Assignment >> Count the lines below that contain the word "true", and reply with that number alone.

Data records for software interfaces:
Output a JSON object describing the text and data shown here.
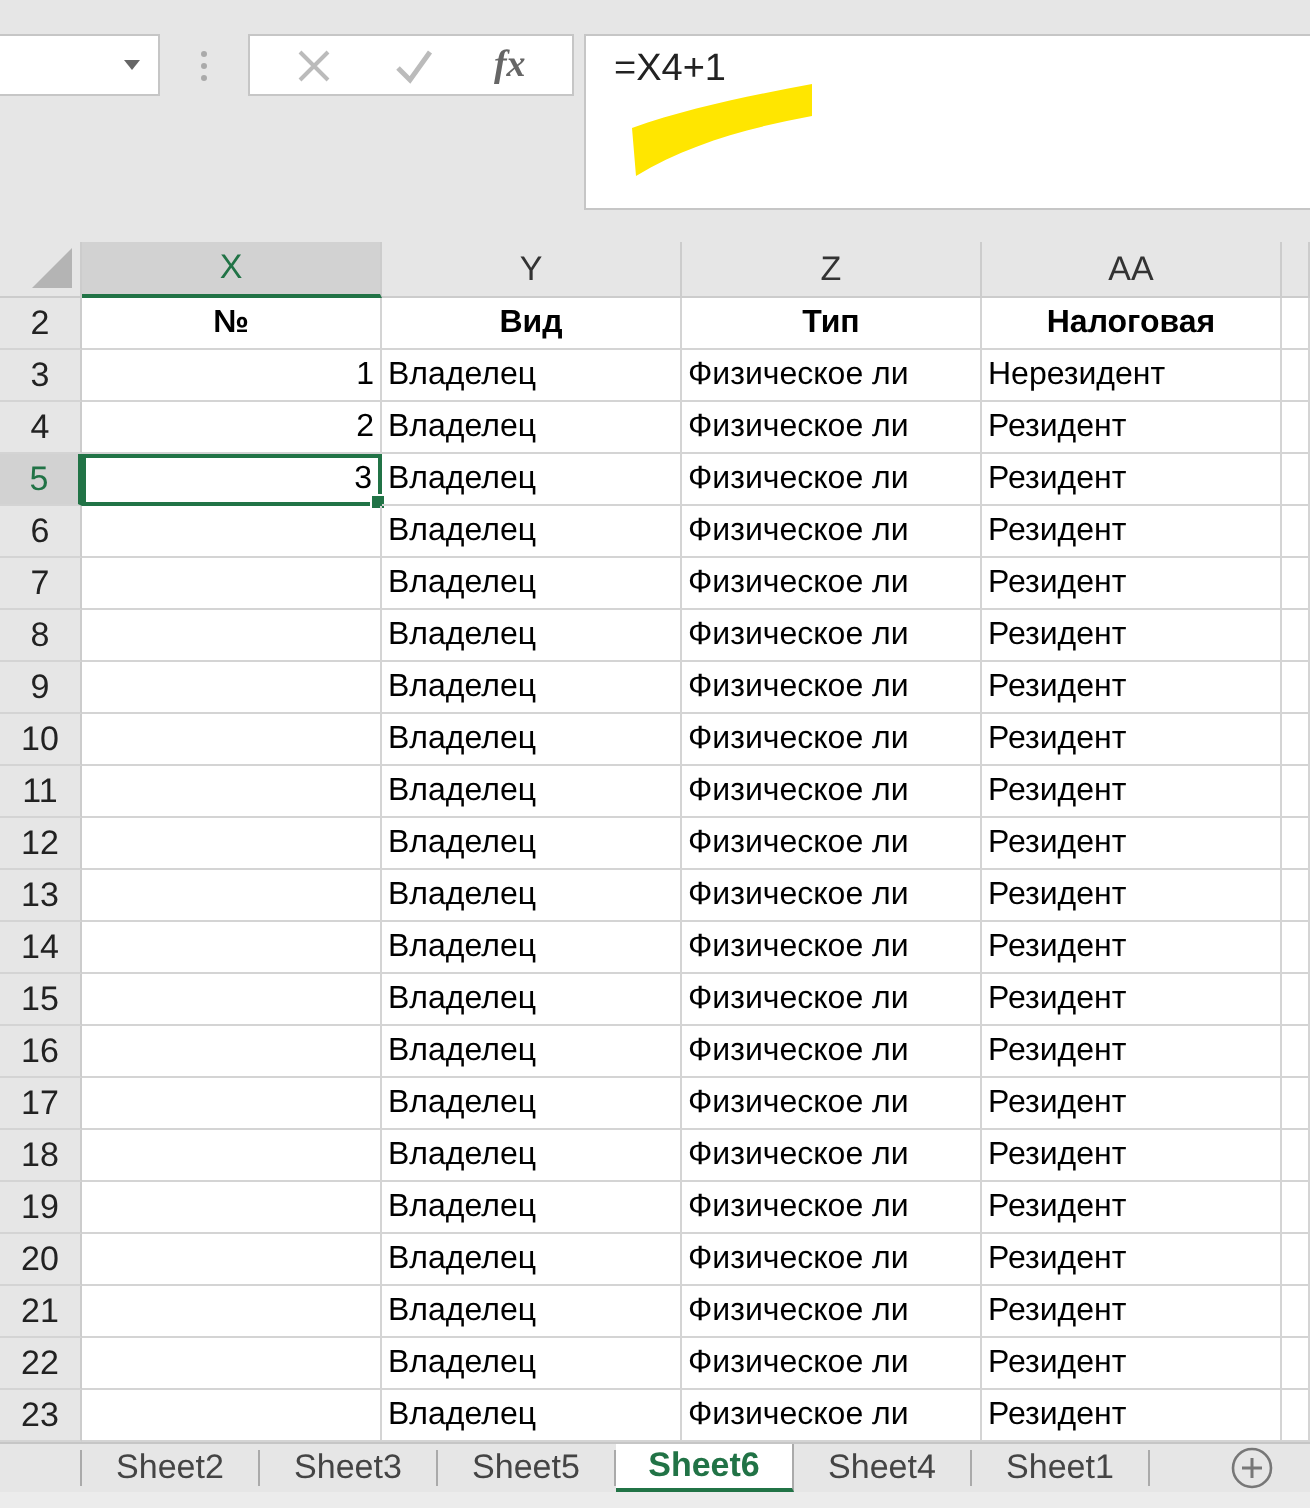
{
  "formula_bar": {
    "fx": "fx",
    "formula": "=X4+1"
  },
  "columns": [
    {
      "label": "X",
      "selected": true
    },
    {
      "label": "Y",
      "selected": false
    },
    {
      "label": "Z",
      "selected": false
    },
    {
      "label": "AA",
      "selected": false
    }
  ],
  "rows": [
    {
      "number": "2",
      "kind": "header",
      "selected": false,
      "no": "№",
      "vid": "Вид",
      "tip": "Тип",
      "tax": "Налоговая"
    },
    {
      "number": "3",
      "kind": "data",
      "selected": false,
      "no": "1",
      "vid": "Владелец",
      "tip": "Физическое ли",
      "tax": "Нерезидент"
    },
    {
      "number": "4",
      "kind": "data",
      "selected": false,
      "no": "2",
      "vid": "Владелец",
      "tip": "Физическое ли",
      "tax": "Резидент"
    },
    {
      "number": "5",
      "kind": "data",
      "selected": true,
      "no": "3",
      "vid": "Владелец",
      "tip": "Физическое ли",
      "tax": "Резидент"
    },
    {
      "number": "6",
      "kind": "data",
      "selected": false,
      "vid": "Владелец",
      "tip": "Физическое ли",
      "tax": "Резидент"
    },
    {
      "number": "7",
      "kind": "data",
      "selected": false,
      "vid": "Владелец",
      "tip": "Физическое ли",
      "tax": "Резидент"
    },
    {
      "number": "8",
      "kind": "data",
      "selected": false,
      "vid": "Владелец",
      "tip": "Физическое ли",
      "tax": "Резидент"
    },
    {
      "number": "9",
      "kind": "data",
      "selected": false,
      "vid": "Владелец",
      "tip": "Физическое ли",
      "tax": "Резидент"
    },
    {
      "number": "10",
      "kind": "data",
      "selected": false,
      "vid": "Владелец",
      "tip": "Физическое ли",
      "tax": "Резидент"
    },
    {
      "number": "11",
      "kind": "data",
      "selected": false,
      "vid": "Владелец",
      "tip": "Физическое ли",
      "tax": "Резидент"
    },
    {
      "number": "12",
      "kind": "data",
      "selected": false,
      "vid": "Владелец",
      "tip": "Физическое ли",
      "tax": "Резидент"
    },
    {
      "number": "13",
      "kind": "data",
      "selected": false,
      "vid": "Владелец",
      "tip": "Физическое ли",
      "tax": "Резидент"
    },
    {
      "number": "14",
      "kind": "data",
      "selected": false,
      "vid": "Владелец",
      "tip": "Физическое ли",
      "tax": "Резидент"
    },
    {
      "number": "15",
      "kind": "data",
      "selected": false,
      "vid": "Владелец",
      "tip": "Физическое ли",
      "tax": "Резидент"
    },
    {
      "number": "16",
      "kind": "data",
      "selected": false,
      "vid": "Владелец",
      "tip": "Физическое ли",
      "tax": "Резидент"
    },
    {
      "number": "17",
      "kind": "data",
      "selected": false,
      "vid": "Владелец",
      "tip": "Физическое ли",
      "tax": "Резидент"
    },
    {
      "number": "18",
      "kind": "data",
      "selected": false,
      "vid": "Владелец",
      "tip": "Физическое ли",
      "tax": "Резидент"
    },
    {
      "number": "19",
      "kind": "data",
      "selected": false,
      "vid": "Владелец",
      "tip": "Физическое ли",
      "tax": "Резидент"
    },
    {
      "number": "20",
      "kind": "data",
      "selected": false,
      "vid": "Владелец",
      "tip": "Физическое ли",
      "tax": "Резидент"
    },
    {
      "number": "21",
      "kind": "data",
      "selected": false,
      "vid": "Владелец",
      "tip": "Физическое ли",
      "tax": "Резидент"
    },
    {
      "number": "22",
      "kind": "data",
      "selected": false,
      "vid": "Владелец",
      "tip": "Физическое ли",
      "tax": "Резидент"
    },
    {
      "number": "23",
      "kind": "data",
      "selected": false,
      "vid": "Владелец",
      "tip": "Физическое ли",
      "tax": "Резидент"
    }
  ],
  "sheet_tabs": [
    {
      "label": "Sheet2",
      "selected": false
    },
    {
      "label": "Sheet3",
      "selected": false
    },
    {
      "label": "Sheet5",
      "selected": false
    },
    {
      "label": "Sheet6",
      "selected": true
    },
    {
      "label": "Sheet4",
      "selected": false
    },
    {
      "label": "Sheet1",
      "selected": false
    }
  ]
}
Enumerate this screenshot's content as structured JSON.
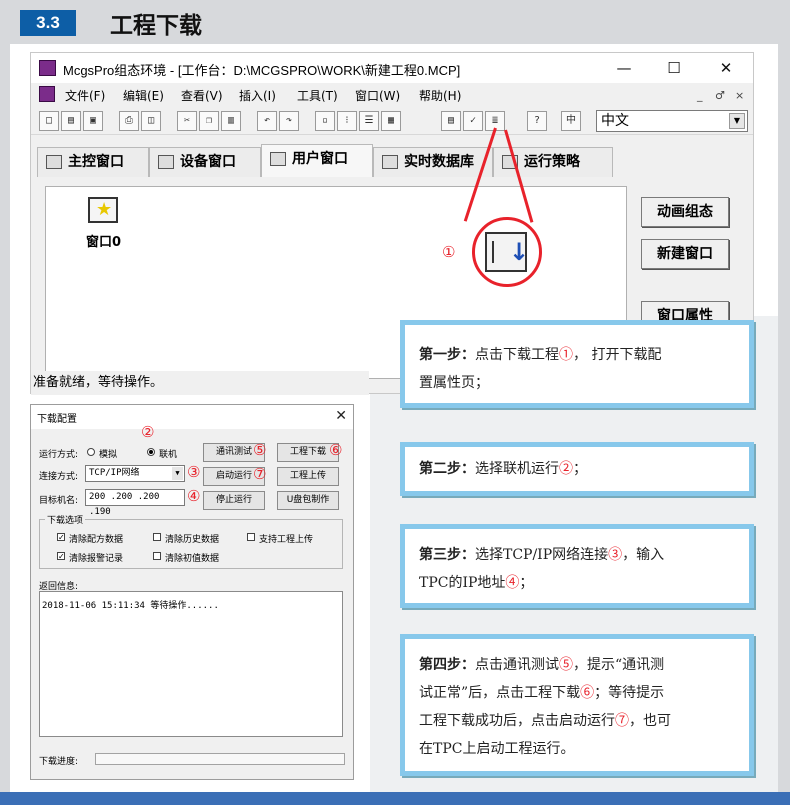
{
  "header": {
    "number": "3.3",
    "title": "工程下载"
  },
  "window": {
    "title": "McgsPro组态环境 - [工作台：D:\\MCGSPRO\\WORK\\新建工程0.MCP]",
    "controls": {
      "minimize": "—",
      "maximize": "☐",
      "close": "✕"
    },
    "menu": [
      "文件(F)",
      "编辑(E)",
      "查看(V)",
      "插入(I)",
      "工具(T)",
      "窗口(W)",
      "帮助(H)"
    ],
    "mdi_controls": [
      "_",
      "♂",
      "×"
    ],
    "language": "中文",
    "tabs": [
      "主控窗口",
      "设备窗口",
      "用户窗口",
      "实时数据库",
      "运行策略"
    ],
    "active_tab": "用户窗口",
    "window_item_label": "窗口0",
    "side_buttons": [
      "动画组态",
      "新建窗口",
      "窗口属性"
    ],
    "status": "准备就绪，等待操作。",
    "callout_number": "①"
  },
  "dialog": {
    "title": "下载配置",
    "close": "✕",
    "run_mode_label": "运行方式:",
    "run_mode_options": [
      "模拟",
      "联机"
    ],
    "run_mode_selected": "联机",
    "connection_label": "连接方式:",
    "connection_value": "TCP/IP网络",
    "target_label": "目标机名:",
    "target_value": "200 .200 .200 .190",
    "buttons": {
      "comm_test": "通讯测试",
      "download": "工程下载",
      "start_run": "启动运行",
      "upload": "工程上传",
      "stop_run": "停止运行",
      "usb_make": "U盘包制作"
    },
    "options_group": "下载选项",
    "options": [
      {
        "label": "清除配方数据",
        "checked": true
      },
      {
        "label": "清除历史数据",
        "checked": false
      },
      {
        "label": "支持工程上传",
        "checked": false
      },
      {
        "label": "清除报警记录",
        "checked": true
      },
      {
        "label": "清除初值数据",
        "checked": false
      }
    ],
    "log_label": "返回信息:",
    "log_entry": "2018-11-06 15:11:34    等待操作......",
    "progress_label": "下载进度:",
    "markers": [
      "②",
      "③",
      "④",
      "⑤",
      "⑥",
      "⑦"
    ]
  },
  "steps": [
    {
      "title": "第一步：",
      "body1": "点击下载工程",
      "num1": "①",
      "body2": "， 打开下载配",
      "line2": "置属性页；"
    },
    {
      "title": "第二步：",
      "body1": "选择联机运行",
      "num1": "②",
      "body2": "；"
    },
    {
      "title": "第三步：",
      "body1": "选择TCP/IP网络连接",
      "num1": "③",
      "body2": "，输入",
      "line2a": "TPC的IP地址",
      "num2": "④",
      "line2b": "；"
    },
    {
      "title": "第四步：",
      "line1a": "点击通讯测试",
      "num1": "⑤",
      "line1b": "，提示“通讯测",
      "line2a": "试正常”后，点击工程下载",
      "num2": "⑥",
      "line2b": "；等待提示",
      "line3a": "工程下载成功后，点击启动运行",
      "num3": "⑦",
      "line3b": "，也可",
      "line4": "在TPC上启动工程运行。"
    }
  ]
}
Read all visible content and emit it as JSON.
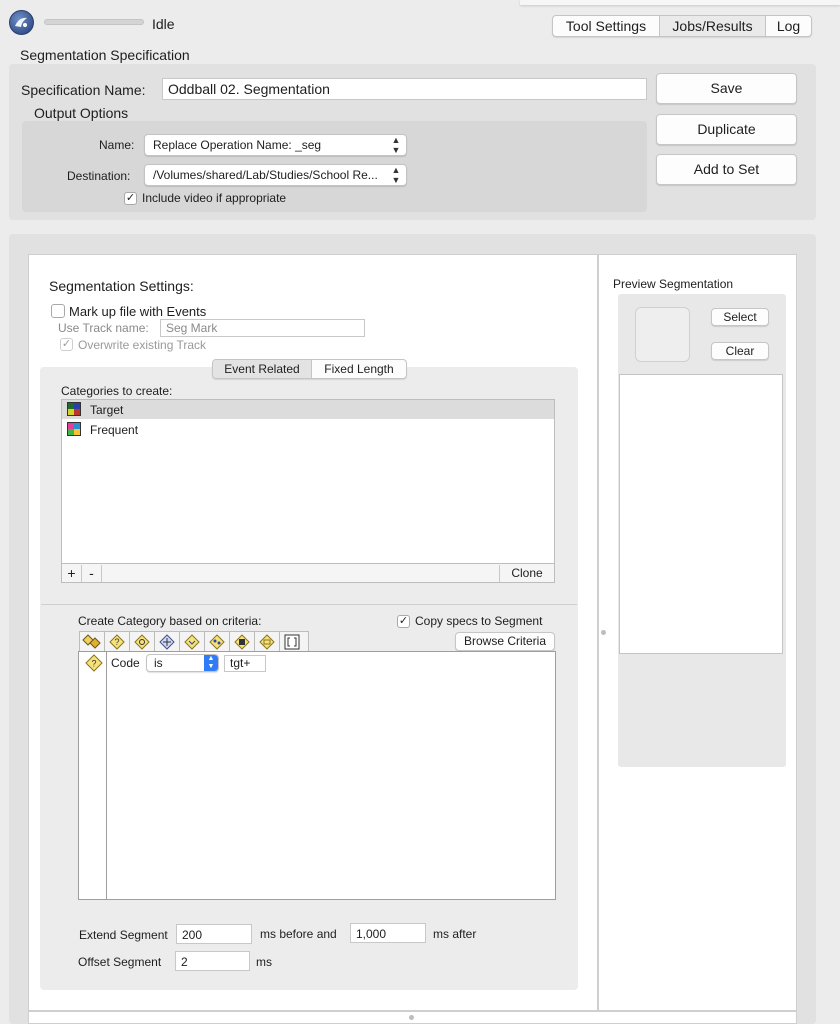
{
  "window": {
    "status": "Idle",
    "tabs": [
      "Tool Settings",
      "Jobs/Results",
      "Log"
    ],
    "selected_tab": "Tool Settings"
  },
  "spec": {
    "section_title": "Segmentation Specification",
    "name_label": "Specification Name:",
    "name_value": "Oddball 02. Segmentation",
    "buttons": {
      "save": "Save",
      "duplicate": "Duplicate",
      "add_to_set": "Add to Set"
    },
    "output_options": {
      "title": "Output Options",
      "name_label": "Name:",
      "name_value": "Replace Operation Name: _seg",
      "destination_label": "Destination:",
      "destination_value": "/Volumes/shared/Lab/Studies/School Re...",
      "include_video_label": "Include video if appropriate",
      "include_video_checked": true
    }
  },
  "segmentation": {
    "title": "Segmentation Settings:",
    "markup_label": "Mark up file with Events",
    "markup_checked": false,
    "track_label": "Use Track name:",
    "track_placeholder": "Seg Mark",
    "overwrite_label": "Overwrite existing Track",
    "overwrite_checked": true,
    "mode_tabs": [
      "Event Related",
      "Fixed Length"
    ],
    "selected_mode": "Event Related",
    "categories_label": "Categories to create:",
    "categories": [
      {
        "name": "Target",
        "selected": true,
        "colors": [
          "#1e6b2a",
          "#2b3fa8",
          "#d2d22a",
          "#b8362c"
        ]
      },
      {
        "name": "Frequent",
        "selected": false,
        "colors": [
          "#e73d9a",
          "#2a8fd6",
          "#43b649",
          "#f4c431"
        ]
      }
    ],
    "add_label": "+",
    "remove_label": "-",
    "clone_label": "Clone",
    "criteria_label": "Create Category based on criteria:",
    "copy_specs_label": "Copy specs to Segment",
    "copy_specs_checked": true,
    "browse_label": "Browse Criteria",
    "criteria_toolbar_icons": [
      "and-or-icon",
      "question-diamond-icon",
      "target-diamond-icon",
      "crosshair-diamond-icon",
      "code-diamond-icon",
      "net-diamond-icon",
      "chip-diamond-icon",
      "label-diamond-icon",
      "brackets-icon"
    ],
    "criteria_row": {
      "field": "Code",
      "operator": "is",
      "value": "tgt+"
    },
    "extend_label": "Extend Segment",
    "extend_before": "200",
    "before_unit": "ms before and",
    "extend_after": "1,000",
    "after_unit": "ms after",
    "offset_label": "Offset Segment",
    "offset_value": "2",
    "offset_unit": "ms"
  },
  "preview": {
    "title": "Preview Segmentation",
    "select_label": "Select",
    "clear_label": "Clear"
  }
}
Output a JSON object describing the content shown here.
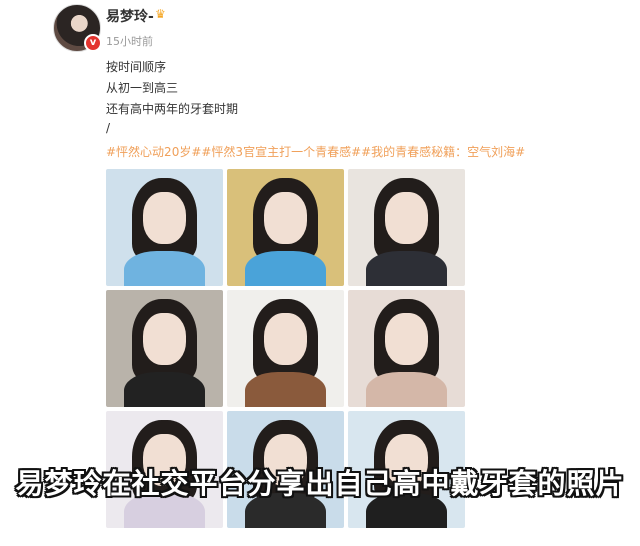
{
  "post": {
    "username": "易梦玲-",
    "time": "15小时前",
    "lines": [
      "按时间顺序",
      "从初一到高三",
      "还有高中两年的牙套时期",
      "/"
    ],
    "hashtags": "#怦然心动20岁##怦然3官宣主打一个青春感##我的青春感秘籍：空气刘海#"
  },
  "icons": {
    "crown": "crown-icon",
    "verified": "verified-badge-icon"
  },
  "photos": [
    {
      "name": "photo-1",
      "bg": "#cfe0ec",
      "body": "#6fb3e0"
    },
    {
      "name": "photo-2",
      "bg": "#d9c07a",
      "body": "#4aa3d9"
    },
    {
      "name": "photo-3",
      "bg": "#e9e4df",
      "body": "#2d2f36"
    },
    {
      "name": "photo-4",
      "bg": "#b9b3aa",
      "body": "#222222"
    },
    {
      "name": "photo-5",
      "bg": "#f0efec",
      "body": "#8a5a3c"
    },
    {
      "name": "photo-6",
      "bg": "#e7dcd6",
      "body": "#d4b7a8"
    },
    {
      "name": "photo-7",
      "bg": "#ece9ee",
      "body": "#d7cfe0"
    },
    {
      "name": "photo-8",
      "bg": "#c9dcea",
      "body": "#2a2a2a"
    },
    {
      "name": "photo-9",
      "bg": "#d8e6ef",
      "body": "#1f1f1f"
    }
  ],
  "caption": "易梦玲在社交平台分享出自己高中戴牙套的照片",
  "colors": {
    "hashtag": "#f0a05a",
    "verified": "#e3342f"
  }
}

Answer box >> 9